In an era of political divisiveness and familial tension all across the United States, the Roseanne revival hits the mark on what it's like to live in the midwest in 2018. People have been very vocal about the show's reboot, both for and against the show. Ultimately, the show is right on target, especially for the class of people that Roseanne the show has always represented - blue-collar America.
It's easy to get caught in the trap of knowing that our beliefs are the only ones to be true - that our ideals and morals are infallible. The 2016 election demonstrated this perfectly and revealed just how divided the people of the United States are in modern times. Once we all learned that Trump would be the new President of the United States, tensions rose and people became staunchly convinced that their viewpoint was the only viewpoint. Roseanne makes light of this - of the division, chaos, and destruction between families and friends post-election. The show perfectly captures what it's like to live in the era of Trump in places like Evansville, Henderson, Owensboro, Newburgh, Mount Vernon, and most cities and towns in the midwest.

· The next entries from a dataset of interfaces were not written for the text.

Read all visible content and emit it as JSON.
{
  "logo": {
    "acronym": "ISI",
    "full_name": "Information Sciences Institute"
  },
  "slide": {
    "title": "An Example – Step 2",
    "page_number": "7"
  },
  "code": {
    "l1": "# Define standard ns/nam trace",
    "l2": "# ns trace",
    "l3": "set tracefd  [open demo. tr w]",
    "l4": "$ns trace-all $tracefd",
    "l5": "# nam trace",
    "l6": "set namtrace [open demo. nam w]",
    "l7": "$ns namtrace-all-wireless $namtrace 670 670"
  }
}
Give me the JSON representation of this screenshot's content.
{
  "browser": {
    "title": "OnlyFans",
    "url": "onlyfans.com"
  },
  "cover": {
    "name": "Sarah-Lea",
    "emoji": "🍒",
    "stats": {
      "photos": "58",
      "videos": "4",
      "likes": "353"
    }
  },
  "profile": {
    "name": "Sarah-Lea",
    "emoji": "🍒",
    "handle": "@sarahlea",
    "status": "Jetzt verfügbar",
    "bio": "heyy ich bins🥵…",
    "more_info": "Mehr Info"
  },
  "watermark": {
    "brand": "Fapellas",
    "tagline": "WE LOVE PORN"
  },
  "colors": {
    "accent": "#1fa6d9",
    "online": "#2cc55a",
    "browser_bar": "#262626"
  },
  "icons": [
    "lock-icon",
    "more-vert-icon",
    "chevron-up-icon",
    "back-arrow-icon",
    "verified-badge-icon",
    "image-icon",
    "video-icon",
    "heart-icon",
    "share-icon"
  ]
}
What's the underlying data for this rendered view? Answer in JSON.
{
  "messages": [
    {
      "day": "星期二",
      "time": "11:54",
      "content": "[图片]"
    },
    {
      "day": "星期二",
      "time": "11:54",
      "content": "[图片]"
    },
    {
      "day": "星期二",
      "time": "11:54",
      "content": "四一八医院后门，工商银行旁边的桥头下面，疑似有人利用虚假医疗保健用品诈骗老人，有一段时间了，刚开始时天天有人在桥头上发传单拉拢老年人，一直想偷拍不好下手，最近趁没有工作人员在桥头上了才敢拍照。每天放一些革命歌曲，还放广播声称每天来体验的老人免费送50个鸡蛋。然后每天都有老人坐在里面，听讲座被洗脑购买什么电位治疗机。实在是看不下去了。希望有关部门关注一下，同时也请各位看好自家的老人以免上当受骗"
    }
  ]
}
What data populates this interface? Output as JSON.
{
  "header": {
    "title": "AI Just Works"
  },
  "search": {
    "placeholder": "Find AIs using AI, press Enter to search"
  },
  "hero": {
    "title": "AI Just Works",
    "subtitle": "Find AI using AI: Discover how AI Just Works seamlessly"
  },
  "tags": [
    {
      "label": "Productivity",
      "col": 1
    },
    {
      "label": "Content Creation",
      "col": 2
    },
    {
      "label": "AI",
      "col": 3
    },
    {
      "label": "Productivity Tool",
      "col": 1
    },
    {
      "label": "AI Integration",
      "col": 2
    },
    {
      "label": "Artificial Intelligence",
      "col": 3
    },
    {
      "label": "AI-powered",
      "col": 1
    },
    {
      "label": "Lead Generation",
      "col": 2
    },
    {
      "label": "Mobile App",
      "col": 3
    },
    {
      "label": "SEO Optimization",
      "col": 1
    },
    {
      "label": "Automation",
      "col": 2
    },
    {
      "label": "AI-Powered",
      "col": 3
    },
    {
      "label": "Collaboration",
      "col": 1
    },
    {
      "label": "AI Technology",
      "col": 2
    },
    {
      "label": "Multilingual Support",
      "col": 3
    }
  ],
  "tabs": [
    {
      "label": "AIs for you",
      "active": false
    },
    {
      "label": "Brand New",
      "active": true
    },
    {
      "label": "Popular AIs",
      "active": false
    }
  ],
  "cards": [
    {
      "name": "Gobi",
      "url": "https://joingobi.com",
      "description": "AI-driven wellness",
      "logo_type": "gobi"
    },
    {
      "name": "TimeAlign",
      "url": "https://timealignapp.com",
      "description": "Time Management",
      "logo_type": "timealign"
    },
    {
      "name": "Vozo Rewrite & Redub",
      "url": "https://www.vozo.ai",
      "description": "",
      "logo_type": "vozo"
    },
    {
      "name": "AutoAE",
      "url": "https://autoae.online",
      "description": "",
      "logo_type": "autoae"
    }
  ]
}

In the midst of the chaos, we've forgotten the reasons why someone may have chosen to vote a particular way due to viewing our own ideas as being the only acceptable and righteous path forward. It becomes easier to create rifts and push against the people we love when we're so sure that our convictions are concrete truths. Furthermore, with these rifts between the people and between political parties widening, it seems as though extremism has been designated the new normal for both liberals and conservatives alike. Losing our ability to empathize and lack of desire to even understand one another, the division is now the new norm in the U.S. What Roseanne offers us is a look into this rift - a country built on the principle of standing united, now divided.
Roseanne perfectly highlights the new dynamic of the typical, blue-collar Midwestern family. What it really offers us, though, is a look into our own unwillingness to embrace understanding. The new revival does what its predecessor had always done - takes heated issues and makes light of them in a serious enough way to get people thinking but also entertains by doing it all with a comedic twist. It's worth noting that politics is only the main focus in the first episode, and the second episode is more of a throwback to the original Roseanne dynamic. The revival tackles many issues including racism, sexuality, gender identity, human rights and many other modern issues in America, just as the original did in its debut in 1988.
Is the new Roseanne going to be another television game-changer as it was in the 90's? Who knows. One thing is for certain - the Roseanne revival's true purpose is to promote awareness through humor, acquaint people with the issues, and bring all of us, differences and all, together once again. So far, Roseanne is accomplishing what it set out to do because whether you're for it or against it, it's definitely got people talking again and that's just the beginning.
Watch a trailer for the Roseanne revival here: